This is simply a history of the ownership of a particular piece of property, telling who bought it and sold it, and when. The information may be derived from public records; usually a County Clerk's or Recorder's Office, or obtained from title plants privately owned and maintained by title companies. There are great varieties of such plants; index cards, punch cards, tract books, even sophisticated computerized plants. However, they all contain essentially the same information from which the history of the title may be searched.
This is a search to determine the present status of general real estate taxes against the property. The tax search will reveal if taxes are current of whether any taxes are past due and unpaid from previous years. In addition, the tax search will indicate the existence of any special assessments against the land and, if so, whether or not these assessments are current or past due.
A due and unpaid tax or special assessment is a prior lien or claim on the property above all others. If a buyer purchases property with unpaid and past due taxes or assessments against it, he or she is likely to find a government body, the village, county or state, placing the property up for sale to pay those taxes or assessments. A tax search reveals the status of the taxes. Title insurance protects the buyer against loss from unpaid and past due taxes and assessments.
Judgment and Name Search
One of the most important parts of the title search is to determine if there are any unsatisfied judgments against the seller or previous owners which were in existence while they owned the title. A judgment is a general lien against the debtor's real estate and constitutes security for any money owed under the judgment. The real estate can be sold to satisfy the judgment.
It is extremely important to be sure that a title is not subject to judgments against the seller or previous owners. Title insurance provides this protection. A judgment against a person names Smith may affect the title of a seller named Smith, depending on whether or not they are the same person. So all possible variations of the name must be examined.
When these searches have been completed, the title company issues a commitment to insure, stating the conditions under which it will insure the title. The buyer and seller and the mortgage lender can proceed with the closing of the transaction after clearing up any defects in the title which may have been uncovered by the search and examination.
The mortgage lender is as concerned as the buyer about the quality of the title because the property is to be security for the new mortgage loan.
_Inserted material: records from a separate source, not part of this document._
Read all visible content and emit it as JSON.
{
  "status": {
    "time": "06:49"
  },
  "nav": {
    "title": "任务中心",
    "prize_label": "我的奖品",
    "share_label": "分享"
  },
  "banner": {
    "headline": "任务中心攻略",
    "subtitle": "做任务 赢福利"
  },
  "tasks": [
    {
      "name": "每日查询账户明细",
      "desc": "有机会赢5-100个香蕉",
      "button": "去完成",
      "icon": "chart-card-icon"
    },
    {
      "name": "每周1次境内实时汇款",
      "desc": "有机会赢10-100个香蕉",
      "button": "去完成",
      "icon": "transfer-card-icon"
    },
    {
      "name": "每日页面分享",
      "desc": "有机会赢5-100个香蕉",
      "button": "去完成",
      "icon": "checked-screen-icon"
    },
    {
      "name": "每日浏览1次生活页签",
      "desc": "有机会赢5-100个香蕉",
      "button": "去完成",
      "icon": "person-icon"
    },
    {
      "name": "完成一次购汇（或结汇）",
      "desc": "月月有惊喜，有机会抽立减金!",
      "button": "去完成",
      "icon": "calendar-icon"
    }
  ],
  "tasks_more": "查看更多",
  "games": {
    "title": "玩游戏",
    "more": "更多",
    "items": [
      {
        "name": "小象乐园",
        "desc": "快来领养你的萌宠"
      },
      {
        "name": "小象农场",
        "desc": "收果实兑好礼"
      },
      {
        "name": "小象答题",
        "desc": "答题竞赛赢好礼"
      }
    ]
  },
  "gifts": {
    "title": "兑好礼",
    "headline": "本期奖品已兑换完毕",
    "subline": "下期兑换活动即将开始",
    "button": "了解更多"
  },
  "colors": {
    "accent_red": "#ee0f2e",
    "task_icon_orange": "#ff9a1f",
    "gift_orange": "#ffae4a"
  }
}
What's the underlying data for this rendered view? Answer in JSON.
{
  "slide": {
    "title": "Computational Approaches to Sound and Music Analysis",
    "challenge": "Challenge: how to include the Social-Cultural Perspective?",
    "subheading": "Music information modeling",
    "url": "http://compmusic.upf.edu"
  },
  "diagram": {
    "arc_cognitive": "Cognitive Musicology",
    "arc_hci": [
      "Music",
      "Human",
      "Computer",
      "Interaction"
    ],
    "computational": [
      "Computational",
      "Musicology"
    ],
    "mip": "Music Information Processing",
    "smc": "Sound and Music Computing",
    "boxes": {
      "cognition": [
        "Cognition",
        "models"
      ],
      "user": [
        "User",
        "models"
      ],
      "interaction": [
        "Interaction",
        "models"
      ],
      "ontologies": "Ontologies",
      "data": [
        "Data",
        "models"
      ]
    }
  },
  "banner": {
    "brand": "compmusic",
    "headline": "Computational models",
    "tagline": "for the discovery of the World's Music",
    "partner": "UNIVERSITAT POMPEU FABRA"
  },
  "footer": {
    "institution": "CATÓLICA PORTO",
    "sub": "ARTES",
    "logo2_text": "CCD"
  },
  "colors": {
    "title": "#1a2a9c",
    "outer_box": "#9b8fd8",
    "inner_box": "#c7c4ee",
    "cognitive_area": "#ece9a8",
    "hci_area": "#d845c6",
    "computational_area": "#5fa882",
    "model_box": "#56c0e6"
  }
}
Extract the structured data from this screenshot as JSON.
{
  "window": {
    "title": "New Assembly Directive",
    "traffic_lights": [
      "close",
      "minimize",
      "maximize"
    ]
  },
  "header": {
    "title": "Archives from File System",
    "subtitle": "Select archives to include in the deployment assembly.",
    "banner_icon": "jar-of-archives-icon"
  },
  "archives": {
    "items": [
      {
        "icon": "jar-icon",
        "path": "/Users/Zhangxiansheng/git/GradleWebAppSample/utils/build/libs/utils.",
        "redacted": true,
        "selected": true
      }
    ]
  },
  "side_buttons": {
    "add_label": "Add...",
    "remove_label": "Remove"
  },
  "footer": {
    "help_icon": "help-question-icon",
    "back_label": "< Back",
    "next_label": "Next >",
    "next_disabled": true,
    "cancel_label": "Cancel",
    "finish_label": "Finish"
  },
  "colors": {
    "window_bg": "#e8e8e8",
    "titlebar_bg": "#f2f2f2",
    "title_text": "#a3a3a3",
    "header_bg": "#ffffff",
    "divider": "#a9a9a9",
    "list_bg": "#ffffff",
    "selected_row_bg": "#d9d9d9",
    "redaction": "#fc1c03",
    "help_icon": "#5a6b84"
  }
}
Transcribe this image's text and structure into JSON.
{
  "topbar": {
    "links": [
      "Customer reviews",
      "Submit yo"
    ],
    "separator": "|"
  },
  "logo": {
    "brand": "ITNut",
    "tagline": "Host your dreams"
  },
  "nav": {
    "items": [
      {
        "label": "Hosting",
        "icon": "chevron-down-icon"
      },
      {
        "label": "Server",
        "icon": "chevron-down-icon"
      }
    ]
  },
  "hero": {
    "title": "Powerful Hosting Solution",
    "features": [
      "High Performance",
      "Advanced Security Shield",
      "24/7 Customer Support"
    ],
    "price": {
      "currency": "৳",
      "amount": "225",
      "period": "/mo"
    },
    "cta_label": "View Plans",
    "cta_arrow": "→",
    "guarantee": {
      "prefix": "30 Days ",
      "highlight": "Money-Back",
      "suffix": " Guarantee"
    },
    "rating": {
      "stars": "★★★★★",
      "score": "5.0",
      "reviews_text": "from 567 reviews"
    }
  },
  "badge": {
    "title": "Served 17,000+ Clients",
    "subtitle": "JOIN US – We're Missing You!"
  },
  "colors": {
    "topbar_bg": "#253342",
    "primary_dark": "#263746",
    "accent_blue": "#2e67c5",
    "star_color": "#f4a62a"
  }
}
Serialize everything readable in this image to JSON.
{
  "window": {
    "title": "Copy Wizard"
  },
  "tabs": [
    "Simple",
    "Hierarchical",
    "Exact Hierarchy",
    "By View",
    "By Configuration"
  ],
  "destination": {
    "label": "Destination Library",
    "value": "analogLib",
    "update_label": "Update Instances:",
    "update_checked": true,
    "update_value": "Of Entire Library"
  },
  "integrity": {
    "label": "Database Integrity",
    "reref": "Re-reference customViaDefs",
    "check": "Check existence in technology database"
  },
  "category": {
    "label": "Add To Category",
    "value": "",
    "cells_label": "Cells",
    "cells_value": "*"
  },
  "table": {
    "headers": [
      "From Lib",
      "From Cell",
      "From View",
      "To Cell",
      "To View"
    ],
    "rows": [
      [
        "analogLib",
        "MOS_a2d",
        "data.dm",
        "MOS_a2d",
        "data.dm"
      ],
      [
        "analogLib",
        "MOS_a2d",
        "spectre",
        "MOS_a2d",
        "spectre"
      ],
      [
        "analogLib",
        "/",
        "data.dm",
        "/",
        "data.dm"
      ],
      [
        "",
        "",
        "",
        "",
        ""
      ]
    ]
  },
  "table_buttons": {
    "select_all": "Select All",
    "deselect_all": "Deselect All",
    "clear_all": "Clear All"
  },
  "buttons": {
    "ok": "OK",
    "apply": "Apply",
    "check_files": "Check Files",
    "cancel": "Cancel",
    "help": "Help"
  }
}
The mortgage lender requires assurance that it has a valid first (or another acceptable priority) mortgage lien on the property This is not only common sense, but generally is a legal requirement of regulated mortgage lenders.
The lender's title insurance, however, doesn't protect the new buyer of the property. Although the land is the same, the interest of the buyer and the interest of the lender are very different. The provisions of a lender's title insurance policy are very different from those of a buyer's policy, so the buyer should obtain his own policy, often issued simultaneously with the lender's policy.